Seidman Lecture on Health Policy at Harvard Medical School

October 16, 2008

Today, I will be delivering the Eighth Annual Marshall J. Seidman Lecture on Health Policy at Harvard Medical School. (Here are the slides from my talk.) The title of the lecture is "New Ideas About Human Behavior in Economics and Medicine," and it builds upon a theme I have been speaking about over the past few months: that just as the field of economics suffered for ignoring psychology for too long, so too has much of medical science and health policy largely ignored the crucial role of expectations, beliefs, and norms. (The broader lesson is that theallure of pure science -- which works beautifully in physics and some other fields -- can go astray when the subject involves human beings.) The placebo effect is perhaps the most compelling example -- onethat tends to be dismissed as a statistical annoyance rather than examined in and of itself, even though it is often more potent empirically.

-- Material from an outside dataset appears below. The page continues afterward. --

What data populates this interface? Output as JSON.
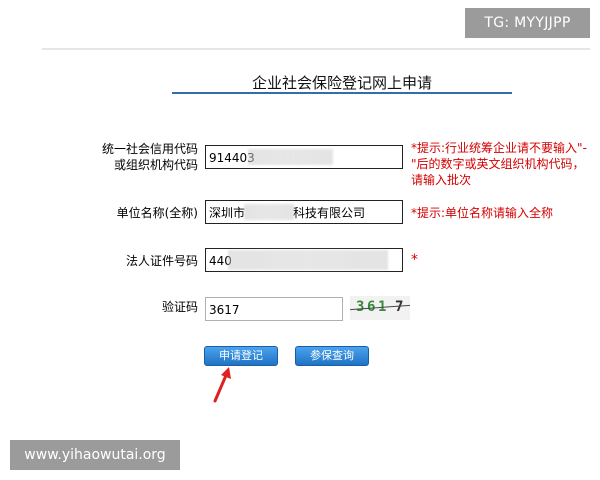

Greater emphasis on the psychological and sociological influences on human health could lead to improvements in many areas of health care and medicine. For example, ICU doctors in Michigan drastically reduced the rate of infections associated with catheterizations through a shift in professional norms brought about by the institution of a simple five-step checklist. Setting default rules that are more in tune with the realities of human behavior in such diverse settings as doctors' offices and federal nutrition programs might help to improve a range of health outcomes, from the adherence of patients to their doctors' medication regimens to the proportion of Americans eating a healthier diet and exercising more.

Just as economists have put behavioral insights to use in the retirement and pensions fields to boost personal savings, especially among those at the lower ends of the socioeconomic spectrum, thinking carefully about these intersections between psychology and health care is vitally important because of a pair of disturbing trends in the United States today: the rapidly rising share of the nation's income devoted to health care costs, and the growing gap in life expectancy between those at the top of the socioeconomic distribution and those at the bottom. Greater attention to the insights of behavioral economics in medical science and health policy may help to mitigate both of these trends.